The market for connected products and services is fiercely competitive. Regardless of geography or product, competitors are everywhere and there is a growing need for operators to align themselves with retail and consumer business partners. That translates to sales channels. Retail outlets, contact centers, and web stores are run by the operator while the corner store, partner outlets, and any number of on-line retailers are willing and able to sell connected products offered by service providers. And all of these channels require the same things – access to a product catalog, order management, fulfillment, and payments.
Many customers use a combination of store visits – to see and try out devices; on-line research – to understand offers and pricing plans available through various channels; and then ultimately end up on the phone with the contact center to finish the deal. The most common sales channel remains the call center. Would-be customers want to talk to a knowledgeable sales person that can answer questions and provide assistance. The ability to move from one channel to another without having to start over each time saves the customer valuable time, reduces frustration, and benefits the operator as each customer experience is captured and analyzed to improve business processes, sales training, and service quality.
So, it would follow that it is more efficient for operators to implement a single BSS solution with the flexibility to support any type of on-line or physical sales channel – but they don’t. Granted, most large retailers have their own catalogs (often separate for on-line and physical locations) and connected products from any service provider become additional product codes. But for the operator that has BSS with open interfaces, interoperability is not a problem. There is no need for yet another instance of a product catalog whether supporting Joe’s Corner Store or Harrod’s of London.
Next, partners and employees alike need the support of an agile product catalog and integrated order management to offer and deliver the products and support that customers desire when they hit ‘enter’ or before they leave the store. Offers that are “today only” or “only available on-line” must be accurately represented and activated without delay. If an order is tossed over the wall to the operator for fulfillment; validation and activation must be rapid, automated, and secure.
And everybody needs to get paid. Accurate calculation of commissions, premium payments, sales tracking, and performance are all necessary components for settlement. Management of on-site personnel, training, promotions, and performance reporting are necessary; as are the distribution of on-site materials and logistics associated with maintaining physical inventory.

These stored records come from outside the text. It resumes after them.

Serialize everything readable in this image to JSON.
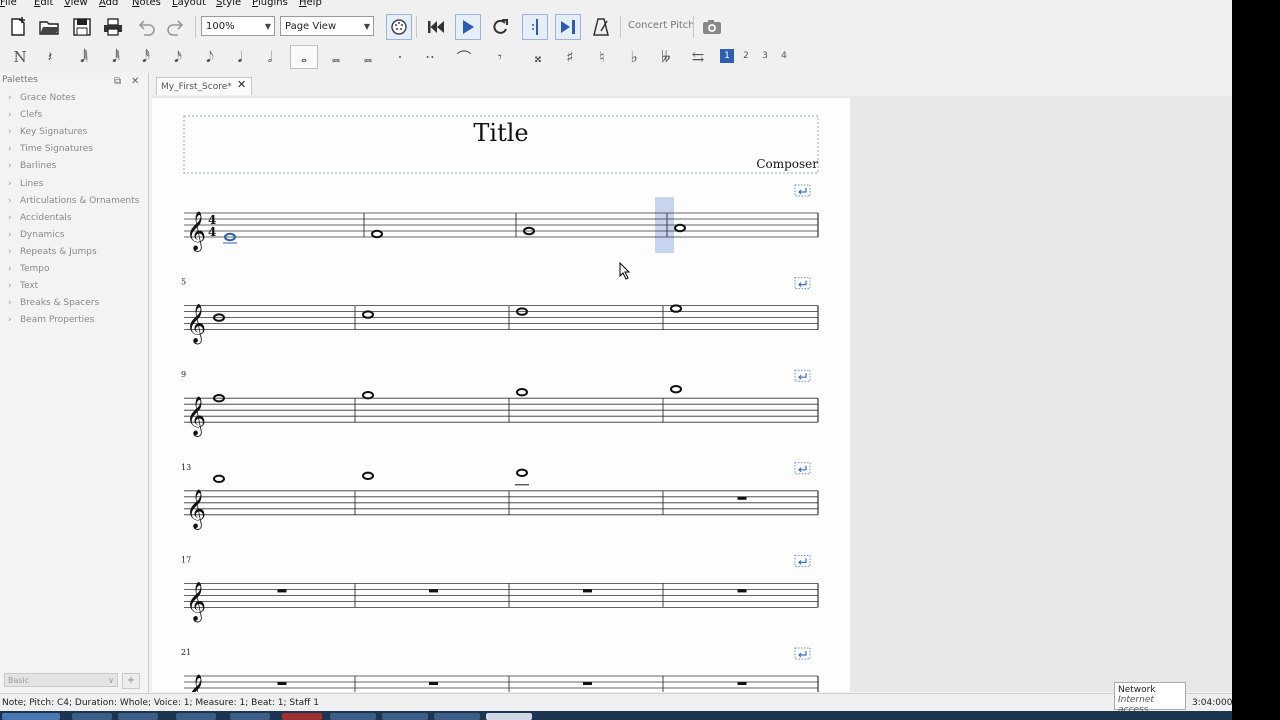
{
  "menu": [
    "File",
    "Edit",
    "View",
    "Add",
    "Notes",
    "Layout",
    "Style",
    "Plugins",
    "Help"
  ],
  "toolbar": {
    "zoom_value": "100%",
    "view_mode": "Page View",
    "concert_pitch": "Concert Pitch",
    "icons": [
      "new-score-icon",
      "open-icon",
      "save-icon",
      "print-icon",
      "undo-icon",
      "redo-icon",
      "midi-input-icon",
      "rewind-icon",
      "play-icon",
      "loop-icon",
      "loop-in-icon",
      "loop-out-icon",
      "metronome-icon",
      "image-capture-icon"
    ]
  },
  "note_input": {
    "buttons": [
      "N",
      "𝄽",
      "𝅘𝅥𝅲",
      "𝅘𝅥𝅱",
      "𝅘𝅥𝅰",
      "𝅘𝅥𝅯",
      "𝅘𝅥𝅮",
      "𝅘𝅥",
      "𝅗𝅥",
      "𝅝",
      "𝅜",
      "𝅜",
      "·",
      "··",
      "⌒",
      "𝄾",
      "𝄪",
      "♯",
      "♮",
      "♭",
      "𝄫",
      "⇆"
    ],
    "voices": [
      "1",
      "2",
      "3",
      "4"
    ],
    "active_voice": "1"
  },
  "palette": {
    "title": "Palettes",
    "items": [
      "Grace Notes",
      "Clefs",
      "Key Signatures",
      "Time Signatures",
      "Barlines",
      "Lines",
      "Articulations & Ornaments",
      "Accidentals",
      "Dynamics",
      "Repeats & Jumps",
      "Tempo",
      "Text",
      "Breaks & Spacers",
      "Beam Properties"
    ],
    "workspace": "Basic",
    "add_label": "+"
  },
  "tab": {
    "label": "My_First_Score*",
    "close": "✕"
  },
  "score": {
    "title": "Title",
    "composer": "Composer",
    "time_signature": [
      "4",
      "4"
    ],
    "measure_numbers": [
      "5",
      "9",
      "13",
      "17",
      "21"
    ],
    "systems": [
      [
        {
          "notes": [
            {
              "step": -2
            }
          ]
        },
        {
          "notes": [
            {
              "step": -1
            }
          ]
        },
        {
          "notes": [
            {
              "step": 0
            }
          ]
        },
        {
          "notes": [
            {
              "step": 1
            }
          ]
        }
      ],
      [
        {
          "notes": [
            {
              "step": 2
            }
          ]
        },
        {
          "notes": [
            {
              "step": 3
            }
          ]
        },
        {
          "notes": [
            {
              "step": 4
            }
          ]
        },
        {
          "notes": [
            {
              "step": 5
            }
          ]
        }
      ],
      [
        {
          "notes": [
            {
              "step": 6
            }
          ]
        },
        {
          "notes": [
            {
              "step": 7
            }
          ]
        },
        {
          "notes": [
            {
              "step": 8
            }
          ]
        },
        {
          "notes": [
            {
              "step": 9
            }
          ]
        }
      ],
      [
        {
          "notes": [
            {
              "step": 10
            }
          ]
        },
        {
          "notes": [
            {
              "step": 11
            }
          ]
        },
        {
          "notes": [
            {
              "step": 12
            }
          ]
        },
        {
          "rest": true
        }
      ],
      [
        {
          "rest": true
        },
        {
          "rest": true
        },
        {
          "rest": true
        },
        {
          "rest": true
        }
      ],
      [
        {
          "rest": true
        },
        {
          "rest": true
        },
        {
          "rest": true
        },
        {
          "rest": true
        }
      ]
    ]
  },
  "status": {
    "text": "Note; Pitch: C4; Duration: Whole; Voice: 1;  Measure: 1; Beat: 1; Staff 1",
    "clock": "3:04:000"
  },
  "network_popup": {
    "title": "Network",
    "subtitle": "Internet access"
  },
  "colors": {
    "selection": "#2f5fb3",
    "highlight": "#c6d4ef",
    "accent": "#3a6fd0"
  }
}
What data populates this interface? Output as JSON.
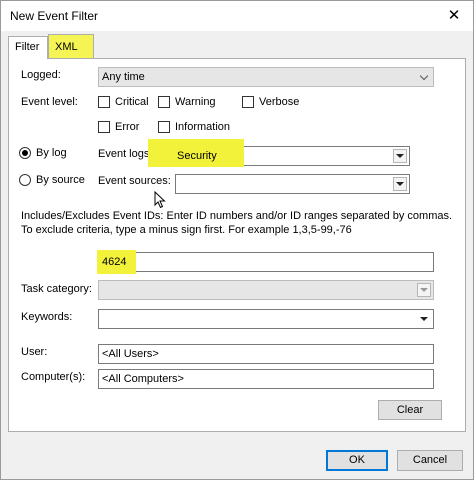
{
  "window": {
    "title": "New Event Filter",
    "close_glyph": "✕"
  },
  "tabs": [
    {
      "label": "Filter"
    },
    {
      "label": "XML"
    }
  ],
  "highlight_color": "#f2f23a",
  "logged": {
    "label": "Logged:",
    "value": "Any time"
  },
  "event_level": {
    "label": "Event level:",
    "options": [
      {
        "label": "Critical",
        "checked": false
      },
      {
        "label": "Warning",
        "checked": false
      },
      {
        "label": "Verbose",
        "checked": false
      },
      {
        "label": "Error",
        "checked": false
      },
      {
        "label": "Information",
        "checked": false
      }
    ]
  },
  "by_log": {
    "label": "By log",
    "selected": true
  },
  "by_source": {
    "label": "By source",
    "selected": false
  },
  "event_logs": {
    "label": "Event logs:",
    "value": "Security"
  },
  "event_sources": {
    "label": "Event sources:",
    "value": ""
  },
  "event_ids": {
    "description": "Includes/Excludes Event IDs: Enter ID numbers and/or ID ranges separated by commas. To exclude criteria, type a minus sign first. For example 1,3,5-99,-76",
    "value": "4624"
  },
  "task_category": {
    "label": "Task category:",
    "value": ""
  },
  "keywords": {
    "label": "Keywords:",
    "value": ""
  },
  "user": {
    "label": "User:",
    "value": "<All Users>"
  },
  "computer": {
    "label": "Computer(s):",
    "value": "<All Computers>"
  },
  "buttons": {
    "clear": "Clear",
    "ok": "OK",
    "cancel": "Cancel"
  }
}
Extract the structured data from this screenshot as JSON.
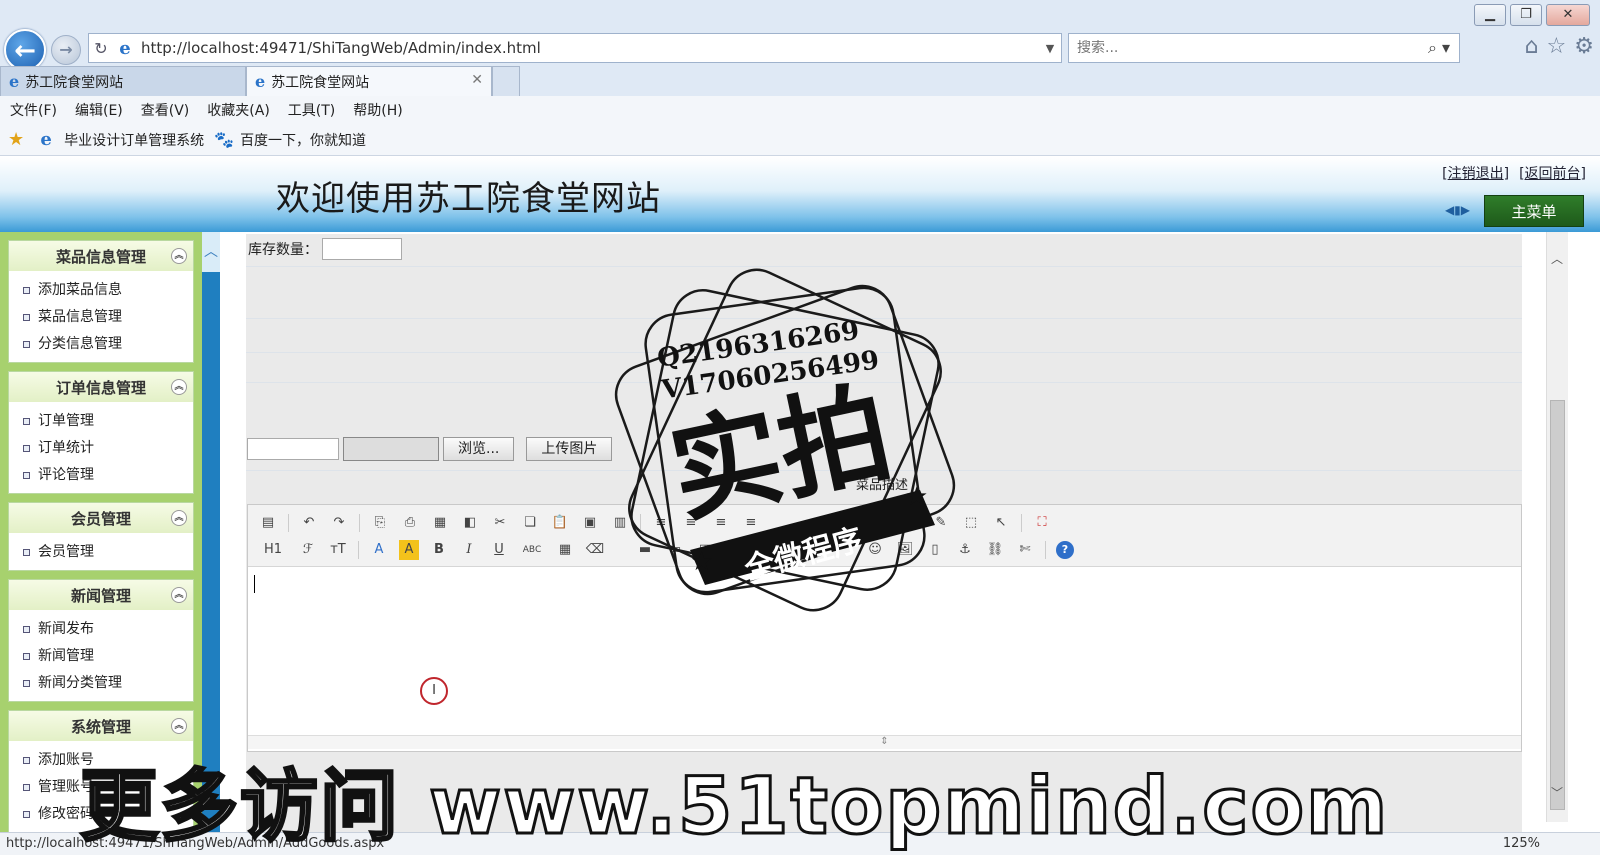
{
  "browser": {
    "url": "http://localhost:49471/ShiTangWeb/Admin/index.html",
    "search_placeholder": "搜索...",
    "tabs": [
      {
        "label": "苏工院食堂网站"
      },
      {
        "label": "苏工院食堂网站"
      }
    ],
    "menu": [
      "文件(F)",
      "编辑(E)",
      "查看(V)",
      "收藏夹(A)",
      "工具(T)",
      "帮助(H)"
    ],
    "favorites": [
      "毕业设计订单管理系统",
      "百度一下，你就知道"
    ]
  },
  "header": {
    "title": "欢迎使用苏工院食堂网站",
    "logout": "注销退出",
    "back_front": "返回前台",
    "main_menu": "主菜单"
  },
  "sidebar": {
    "groups": [
      {
        "title": "菜品信息管理",
        "items": [
          "添加菜品信息",
          "菜品信息管理",
          "分类信息管理"
        ]
      },
      {
        "title": "订单信息管理",
        "items": [
          "订单管理",
          "订单统计",
          "评论管理"
        ]
      },
      {
        "title": "会员管理",
        "items": [
          "会员管理"
        ]
      },
      {
        "title": "新闻管理",
        "items": [
          "新闻发布",
          "新闻管理",
          "新闻分类管理"
        ]
      },
      {
        "title": "系统管理",
        "items": [
          "添加账号",
          "管理账号",
          "修改密码"
        ]
      }
    ]
  },
  "form": {
    "stock_label": "库存数量：",
    "browse_button": "浏览...",
    "upload_button": "上传图片",
    "description_label": "菜品描述"
  },
  "editor_toolbar": {
    "heading": "H1",
    "bold": "B",
    "italic": "I",
    "underline": "U",
    "strikethrough": "ABC"
  },
  "status": {
    "url": "http://localhost:49471/ShiTangWeb/Admin/AddGoods.aspx",
    "zoom": "125%"
  },
  "watermark": {
    "stamp_line1": "Q2196316269",
    "stamp_line2": "V17060256499",
    "stamp_main": "实拍",
    "stamp_banner": "全微程序",
    "bottom_text": "更多访问 www.51topmind.com"
  },
  "colors": {
    "sidebar_green": "#a7d16e",
    "splitter_blue": "#1f7fc0",
    "menu_button_green": "#2f7d2a"
  }
}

Last, but hardly least, it matters what the customers think. Questions require thorough and accurate answers. Complaints require follow-up and evaluation to improve the quality of service regardless of sales channel. Surveys, follow-up emails, promoter scoring, along with basic statistics like wait times and response times all contribute to the customer experience and isn’t that what it’s all about?